* [DATASET]
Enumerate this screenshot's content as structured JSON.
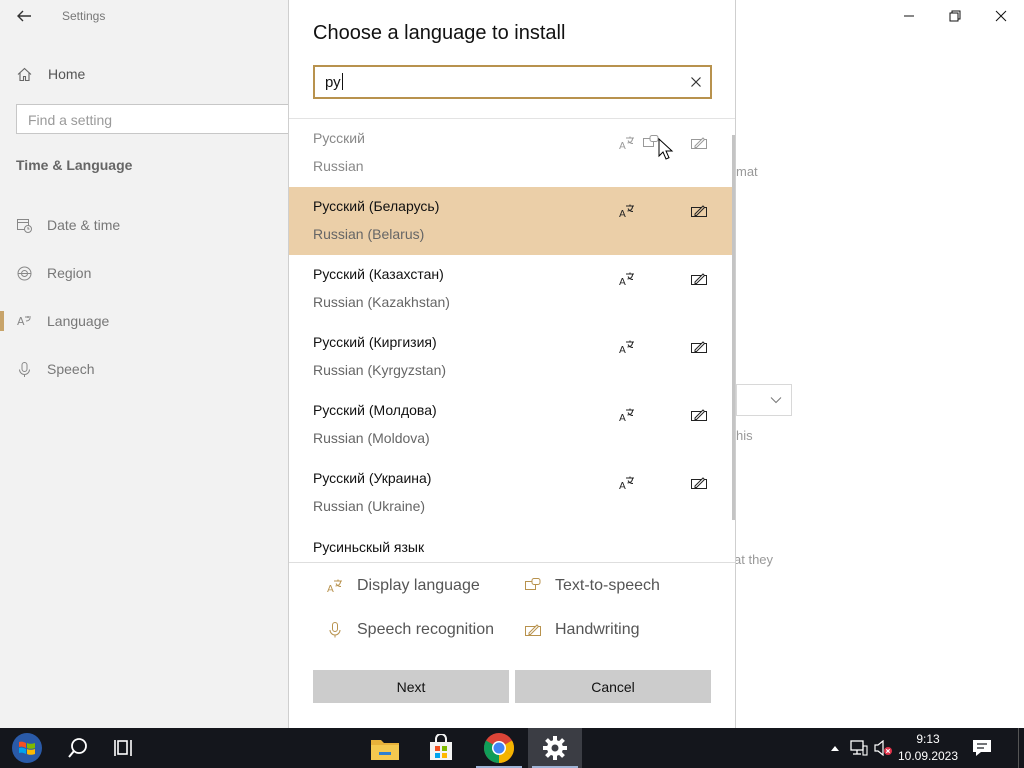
{
  "settings": {
    "title": "Settings",
    "home_label": "Home",
    "find_placeholder": "Find a setting",
    "section_title": "Time & Language",
    "nav": [
      {
        "label": "Date & time",
        "icon": "calendar-clock-icon"
      },
      {
        "label": "Region",
        "icon": "globe-icon"
      },
      {
        "label": "Language",
        "icon": "language-icon"
      },
      {
        "label": "Speech",
        "icon": "microphone-icon"
      }
    ],
    "active_nav": "Language",
    "background_fragments": {
      "format": "mat",
      "this": "his",
      "they": "at they"
    }
  },
  "dialog": {
    "title": "Choose a language to install",
    "search_value": "ру",
    "languages": [
      {
        "native": "Русский",
        "english": "Russian",
        "features": [
          "display",
          "tts",
          "handwriting"
        ],
        "state": "faded"
      },
      {
        "native": "Русский (Беларусь)",
        "english": "Russian (Belarus)",
        "features": [
          "display",
          "handwriting"
        ],
        "state": "selected"
      },
      {
        "native": "Русский (Казахстан)",
        "english": "Russian (Kazakhstan)",
        "features": [
          "display",
          "handwriting"
        ],
        "state": "normal"
      },
      {
        "native": "Русский (Киргизия)",
        "english": "Russian (Kyrgyzstan)",
        "features": [
          "display",
          "handwriting"
        ],
        "state": "normal"
      },
      {
        "native": "Русский (Молдова)",
        "english": "Russian (Moldova)",
        "features": [
          "display",
          "handwriting"
        ],
        "state": "normal"
      },
      {
        "native": "Русский (Украина)",
        "english": "Russian (Ukraine)",
        "features": [
          "display",
          "handwriting"
        ],
        "state": "normal"
      },
      {
        "native": "Русиньскый язык",
        "english": "",
        "features": [],
        "state": "normal"
      }
    ],
    "legend": {
      "display": "Display language",
      "tts": "Text-to-speech",
      "speech": "Speech recognition",
      "handwriting": "Handwriting"
    },
    "next_label": "Next",
    "cancel_label": "Cancel",
    "accent_color": "#b8924d",
    "selected_row_color": "#ebcfa8"
  },
  "taskbar": {
    "time": "9:13",
    "date": "10.09.2023",
    "pinned": [
      "start-button",
      "search-icon",
      "task-view-icon",
      "file-explorer-icon",
      "store-icon",
      "chrome-icon",
      "settings-icon"
    ],
    "active_app": "settings-icon"
  }
}
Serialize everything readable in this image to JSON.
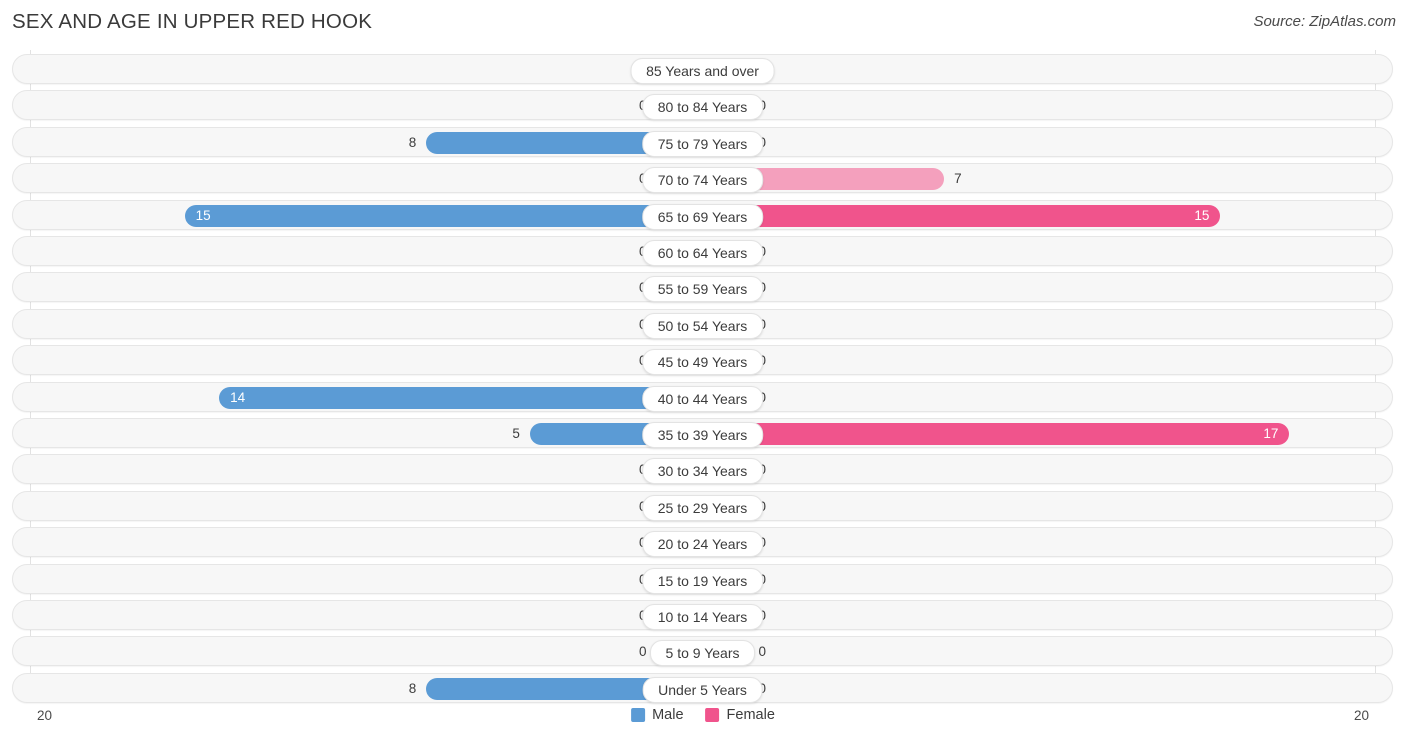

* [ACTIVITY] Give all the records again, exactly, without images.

* [FINISHED TASK]
Enumerate this screenshot's content as structured JSON.
{
  "settings": {
    "title": "Settings",
    "home_label": "Home",
    "find_placeholder": "Find a setting",
    "section_title": "Time & Language",
    "nav": [
      {
        "label": "Date & time",
        "icon": "calendar-clock-icon"
      },
      {
        "label": "Region",
        "icon": "globe-icon"
      },
      {
        "label": "Language",
        "icon": "language-icon"
      },
      {
        "label": "Speech",
        "icon": "microphone-icon"
      }
    ],
    "active_nav": "Language",
    "background_fragments": {
      "format": "mat",
      "this": "his",
      "they": "at they"
    }
  },
  "dialog": {
    "title": "Choose a language to install",
    "search_value": "ру",
    "languages": [
      {
        "native": "Русский",
        "english": "Russian",
        "features": [
          "display",
          "tts",
          "handwriting"
        ],
        "state": "faded"
      },
      {
        "native": "Русский (Беларусь)",
        "english": "Russian (Belarus)",
        "features": [
          "display",
          "handwriting"
        ],
        "state": "selected"
      },
      {
        "native": "Русский (Казахстан)",
        "english": "Russian (Kazakhstan)",
        "features": [
          "display",
          "handwriting"
        ],
        "state": "normal"
      },
      {
        "native": "Русский (Киргизия)",
        "english": "Russian (Kyrgyzstan)",
        "features": [
          "display",
          "handwriting"
        ],
        "state": "normal"
      },
      {
        "native": "Русский (Молдова)",
        "english": "Russian (Moldova)",
        "features": [
          "display",
          "handwriting"
        ],
        "state": "normal"
      },
      {
        "native": "Русский (Украина)",
        "english": "Russian (Ukraine)",
        "features": [
          "display",
          "handwriting"
        ],
        "state": "normal"
      },
      {
        "native": "Русиньскый язык",
        "english": "",
        "features": [],
        "state": "normal"
      }
    ],
    "legend": {
      "display": "Display language",
      "tts": "Text-to-speech",
      "speech": "Speech recognition",
      "handwriting": "Handwriting"
    },
    "next_label": "Next",
    "cancel_label": "Cancel",
    "accent_color": "#b8924d",
    "selected_row_color": "#ebcfa8"
  },
  "taskbar": {
    "time": "9:13",
    "date": "10.09.2023",
    "pinned": [
      "start-button",
      "search-icon",
      "task-view-icon",
      "file-explorer-icon",
      "store-icon",
      "chrome-icon",
      "settings-icon"
    ],
    "active_app": "settings-icon"
  }
}
Serialize everything readable in this image to JSON.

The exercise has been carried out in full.